● **ACTIVITY**: Output only the entries, exactly as given, without the pictures.
═════ DATASET EXTRACT ═════
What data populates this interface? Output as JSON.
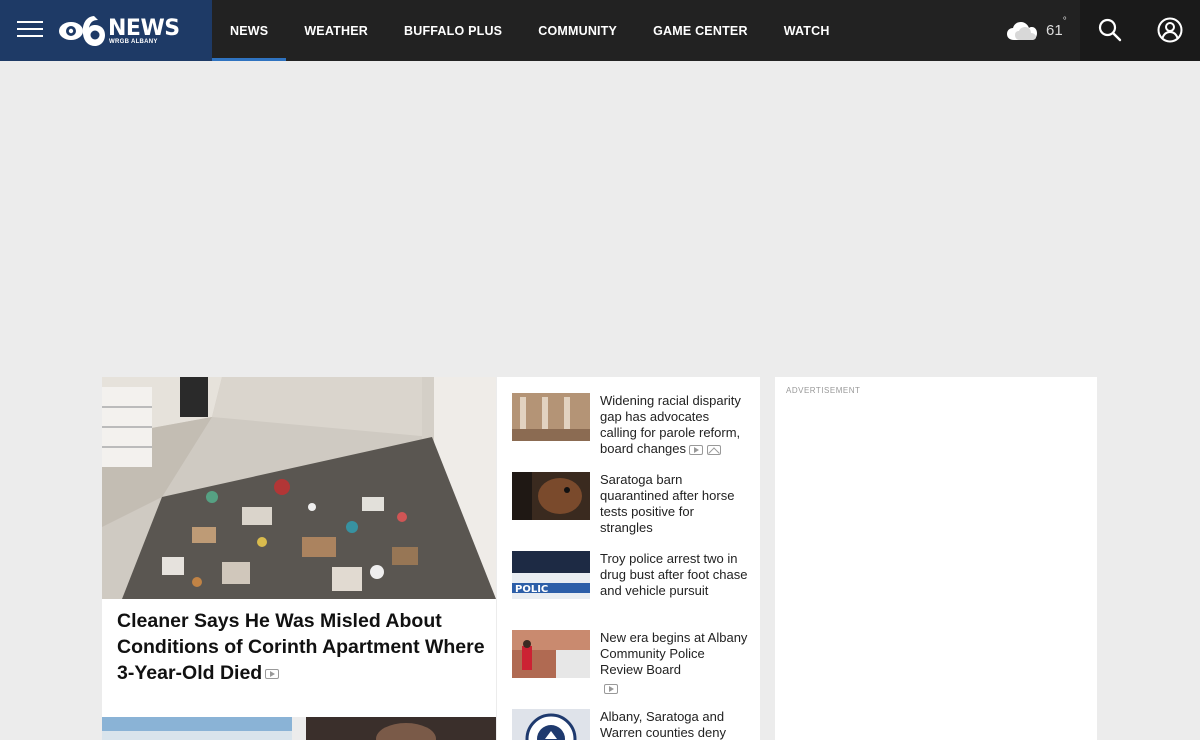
{
  "header": {
    "logo_word": "NEWS",
    "logo_sub": "WRGB ALBANY",
    "nav": [
      {
        "label": "NEWS",
        "active": true
      },
      {
        "label": "WEATHER"
      },
      {
        "label": "BUFFALO PLUS"
      },
      {
        "label": "COMMUNITY"
      },
      {
        "label": "GAME CENTER"
      },
      {
        "label": "WATCH"
      }
    ],
    "weather": {
      "temp": "61",
      "degree": "°",
      "icon": "cloud-icon"
    },
    "icons": {
      "menu": "hamburger-menu-icon",
      "search": "search-icon",
      "account": "user-account-icon"
    }
  },
  "feature": {
    "title": "Cleaner Says He Was Misled About Conditions of Corinth Apartment Where 3-Year-Old Died",
    "has_video": true
  },
  "stories": [
    {
      "title": "Widening racial disparity gap has advocates calling for parole reform, board changes",
      "video": true,
      "gallery": true
    },
    {
      "title": "Saratoga barn quarantined after horse tests positive for strangles"
    },
    {
      "title": "Troy police arrest two in drug bust after foot chase and vehicle pursuit"
    },
    {
      "title": "New era begins at Albany Community Police Review Board",
      "video": true
    },
    {
      "title": "Albany, Saratoga and Warren counties deny"
    }
  ],
  "ad": {
    "label": "ADVERTISEMENT"
  },
  "colors": {
    "header_bg": "#222222",
    "logo_bg": "#1e3a66",
    "nav_active": "#2f73c0",
    "page_bg": "#ececec"
  }
}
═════
● **OUTPUT FOR THIS TASK**:
What data populates this interface? Output as JSON.
{
  "header": {
    "logo_word": "NEWS",
    "logo_sub": "WRGB ALBANY",
    "nav": [
      {
        "label": "NEWS",
        "active": true
      },
      {
        "label": "WEATHER"
      },
      {
        "label": "BUFFALO PLUS"
      },
      {
        "label": "COMMUNITY"
      },
      {
        "label": "GAME CENTER"
      },
      {
        "label": "WATCH"
      }
    ],
    "weather": {
      "temp": "61",
      "degree": "°",
      "icon": "cloud-icon"
    },
    "icons": {
      "menu": "hamburger-menu-icon",
      "search": "search-icon",
      "account": "user-account-icon"
    }
  },
  "feature": {
    "title": "Cleaner Says He Was Misled About Conditions of Corinth Apartment Where 3-Year-Old Died",
    "has_video": true
  },
  "stories": [
    {
      "title": "Widening racial disparity gap has advocates calling for parole reform, board changes",
      "video": true,
      "gallery": true
    },
    {
      "title": "Saratoga barn quarantined after horse tests positive for strangles"
    },
    {
      "title": "Troy police arrest two in drug bust after foot chase and vehicle pursuit"
    },
    {
      "title": "New era begins at Albany Community Police Review Board",
      "video": true
    },
    {
      "title": "Albany, Saratoga and Warren counties deny"
    }
  ],
  "ad": {
    "label": "ADVERTISEMENT"
  },
  "colors": {
    "header_bg": "#222222",
    "logo_bg": "#1e3a66",
    "nav_active": "#2f73c0",
    "page_bg": "#ececec"
  }
}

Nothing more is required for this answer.